Atherley v Harvey 2 QBD 524 (Div Ct).

Job v Job 6 Ch D 562 (Ch D).

In re Radcliffe 7 Ch D 733 (Ch D), Vibart v Coles 24 QBD 364 (CA) and In re Wells 45 Ch D 569 (Ch D).

Grant v Holland 3 CPD 180 (Div Ct).

In re “N” (Infants) [1967] Ch D 512 (Ch D).

R Meagher et al Meagher, Gummow and Lehane’s Equity: Doctrines and Remedies (4th ed, Butterworths LexisNexis, Sydney, 2002) at [2-115].

Job v Job (1877) 6 Ch D 562 (Ch D).

Lowe & Sons v Dixon & Sons (1885) 16 QBD 455 (QBD).

At 458.

Walsh v Lonsdale (1882) 21 Ch D 9 (CA).

See FW Maitland Equity (Cambridge University Press, Cambridge, 1936) at 157 and R Meagher et al Meagher Gummow and Lehane’s Equity: Doctrines and Remedies (4th ed, Butterworths LexisNexis, Sydney, 2002) at [2-180].

See Jill E Martin (ed) Hanbury and Maudsley’s Modern Equity (13th ed, Stevens & Co, London, 1989) at 16. See also FW Maitland Equity (Cambridge University Press, Cambridge, 1936) at 157.

Morris v Montague (1883) 2 NZLR 418 (SC).

In re Alexander, ex p Grainger (1892) 11 NZLR 682 (SC).

McKerrow v Tattle (1905) 25 NZLR 881 (SC).

However, the court found that section 11 was of no effect where the court in which the action was brought (here the Magistrates’ Court) had no equitable jurisdiction.

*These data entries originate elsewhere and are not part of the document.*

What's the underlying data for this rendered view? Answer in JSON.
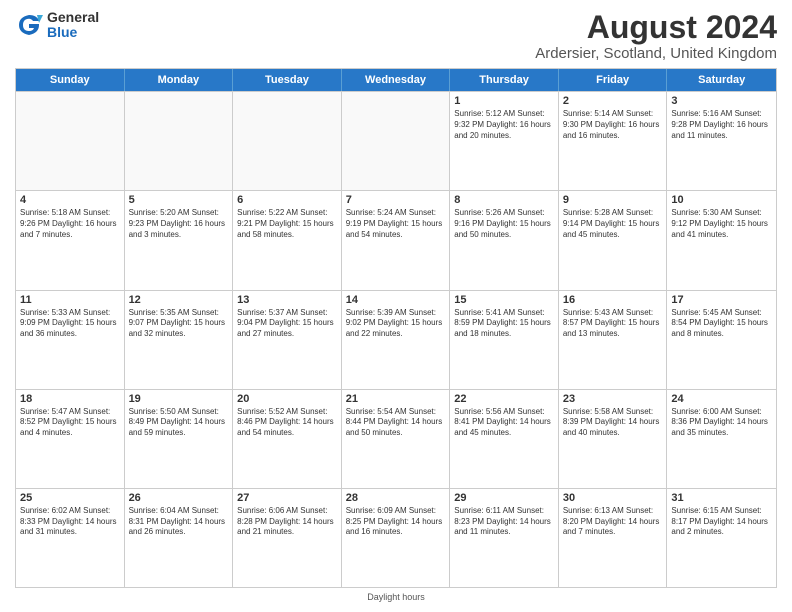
{
  "header": {
    "logo_general": "General",
    "logo_blue": "Blue",
    "main_title": "August 2024",
    "subtitle": "Ardersier, Scotland, United Kingdom"
  },
  "days_of_week": [
    "Sunday",
    "Monday",
    "Tuesday",
    "Wednesday",
    "Thursday",
    "Friday",
    "Saturday"
  ],
  "footer": {
    "label": "Daylight hours"
  },
  "weeks": [
    [
      {
        "day": "",
        "info": ""
      },
      {
        "day": "",
        "info": ""
      },
      {
        "day": "",
        "info": ""
      },
      {
        "day": "",
        "info": ""
      },
      {
        "day": "1",
        "info": "Sunrise: 5:12 AM\nSunset: 9:32 PM\nDaylight: 16 hours\nand 20 minutes."
      },
      {
        "day": "2",
        "info": "Sunrise: 5:14 AM\nSunset: 9:30 PM\nDaylight: 16 hours\nand 16 minutes."
      },
      {
        "day": "3",
        "info": "Sunrise: 5:16 AM\nSunset: 9:28 PM\nDaylight: 16 hours\nand 11 minutes."
      }
    ],
    [
      {
        "day": "4",
        "info": "Sunrise: 5:18 AM\nSunset: 9:26 PM\nDaylight: 16 hours\nand 7 minutes."
      },
      {
        "day": "5",
        "info": "Sunrise: 5:20 AM\nSunset: 9:23 PM\nDaylight: 16 hours\nand 3 minutes."
      },
      {
        "day": "6",
        "info": "Sunrise: 5:22 AM\nSunset: 9:21 PM\nDaylight: 15 hours\nand 58 minutes."
      },
      {
        "day": "7",
        "info": "Sunrise: 5:24 AM\nSunset: 9:19 PM\nDaylight: 15 hours\nand 54 minutes."
      },
      {
        "day": "8",
        "info": "Sunrise: 5:26 AM\nSunset: 9:16 PM\nDaylight: 15 hours\nand 50 minutes."
      },
      {
        "day": "9",
        "info": "Sunrise: 5:28 AM\nSunset: 9:14 PM\nDaylight: 15 hours\nand 45 minutes."
      },
      {
        "day": "10",
        "info": "Sunrise: 5:30 AM\nSunset: 9:12 PM\nDaylight: 15 hours\nand 41 minutes."
      }
    ],
    [
      {
        "day": "11",
        "info": "Sunrise: 5:33 AM\nSunset: 9:09 PM\nDaylight: 15 hours\nand 36 minutes."
      },
      {
        "day": "12",
        "info": "Sunrise: 5:35 AM\nSunset: 9:07 PM\nDaylight: 15 hours\nand 32 minutes."
      },
      {
        "day": "13",
        "info": "Sunrise: 5:37 AM\nSunset: 9:04 PM\nDaylight: 15 hours\nand 27 minutes."
      },
      {
        "day": "14",
        "info": "Sunrise: 5:39 AM\nSunset: 9:02 PM\nDaylight: 15 hours\nand 22 minutes."
      },
      {
        "day": "15",
        "info": "Sunrise: 5:41 AM\nSunset: 8:59 PM\nDaylight: 15 hours\nand 18 minutes."
      },
      {
        "day": "16",
        "info": "Sunrise: 5:43 AM\nSunset: 8:57 PM\nDaylight: 15 hours\nand 13 minutes."
      },
      {
        "day": "17",
        "info": "Sunrise: 5:45 AM\nSunset: 8:54 PM\nDaylight: 15 hours\nand 8 minutes."
      }
    ],
    [
      {
        "day": "18",
        "info": "Sunrise: 5:47 AM\nSunset: 8:52 PM\nDaylight: 15 hours\nand 4 minutes."
      },
      {
        "day": "19",
        "info": "Sunrise: 5:50 AM\nSunset: 8:49 PM\nDaylight: 14 hours\nand 59 minutes."
      },
      {
        "day": "20",
        "info": "Sunrise: 5:52 AM\nSunset: 8:46 PM\nDaylight: 14 hours\nand 54 minutes."
      },
      {
        "day": "21",
        "info": "Sunrise: 5:54 AM\nSunset: 8:44 PM\nDaylight: 14 hours\nand 50 minutes."
      },
      {
        "day": "22",
        "info": "Sunrise: 5:56 AM\nSunset: 8:41 PM\nDaylight: 14 hours\nand 45 minutes."
      },
      {
        "day": "23",
        "info": "Sunrise: 5:58 AM\nSunset: 8:39 PM\nDaylight: 14 hours\nand 40 minutes."
      },
      {
        "day": "24",
        "info": "Sunrise: 6:00 AM\nSunset: 8:36 PM\nDaylight: 14 hours\nand 35 minutes."
      }
    ],
    [
      {
        "day": "25",
        "info": "Sunrise: 6:02 AM\nSunset: 8:33 PM\nDaylight: 14 hours\nand 31 minutes."
      },
      {
        "day": "26",
        "info": "Sunrise: 6:04 AM\nSunset: 8:31 PM\nDaylight: 14 hours\nand 26 minutes."
      },
      {
        "day": "27",
        "info": "Sunrise: 6:06 AM\nSunset: 8:28 PM\nDaylight: 14 hours\nand 21 minutes."
      },
      {
        "day": "28",
        "info": "Sunrise: 6:09 AM\nSunset: 8:25 PM\nDaylight: 14 hours\nand 16 minutes."
      },
      {
        "day": "29",
        "info": "Sunrise: 6:11 AM\nSunset: 8:23 PM\nDaylight: 14 hours\nand 11 minutes."
      },
      {
        "day": "30",
        "info": "Sunrise: 6:13 AM\nSunset: 8:20 PM\nDaylight: 14 hours\nand 7 minutes."
      },
      {
        "day": "31",
        "info": "Sunrise: 6:15 AM\nSunset: 8:17 PM\nDaylight: 14 hours\nand 2 minutes."
      }
    ]
  ]
}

The Magistrates’ Courts’ jurisdiction was defined under the Magistrates’ Courts Act 1893.

Riddiford v Warren (1901) 20 NZLR 572 (CA). See also Kendall v Hamilton 4 App Cas 504 (HL) and Powell v Brodhurst [1901] 2 Ch 160 (Ch D) where, although pleaded, the provision did not come into play because equity never dealt with the particular issue of partnership at hand (Kendall) and you could not recover a mere money demand in Chancery (Powell).

Unless the misrepresentation was such that there was a complete difference in substance between the thing bargained for and the thing obtained, so as to constitute a failure of consideration. But, see Root v Badley [1960] NZLR 756.

See Mayor, Councillors and Citizens of City of Dunedin v Searl (1915) 34 NZLR 861; Cobbett v Sexton [1920] NZLR 223; Rewiri v Eivers [1917] NZLR 479; and see La Grange v McAndrew 4 QBD 210 (Div Ct); Harrison v Duke of Rutland [1891-1894] All ER Rep 514 (CA).

Mayor, Councillors and Citizens of City of Dunedin v Searl (1915) 34 NZLR 861.

Morris v Montague (1883) 2 NZLR (SC) 418.

Rewiri v Eivers [1917] NZLR 479.

At 482.

Taranaki Hospital Board v Brown [1941] NZLR 586 at 587.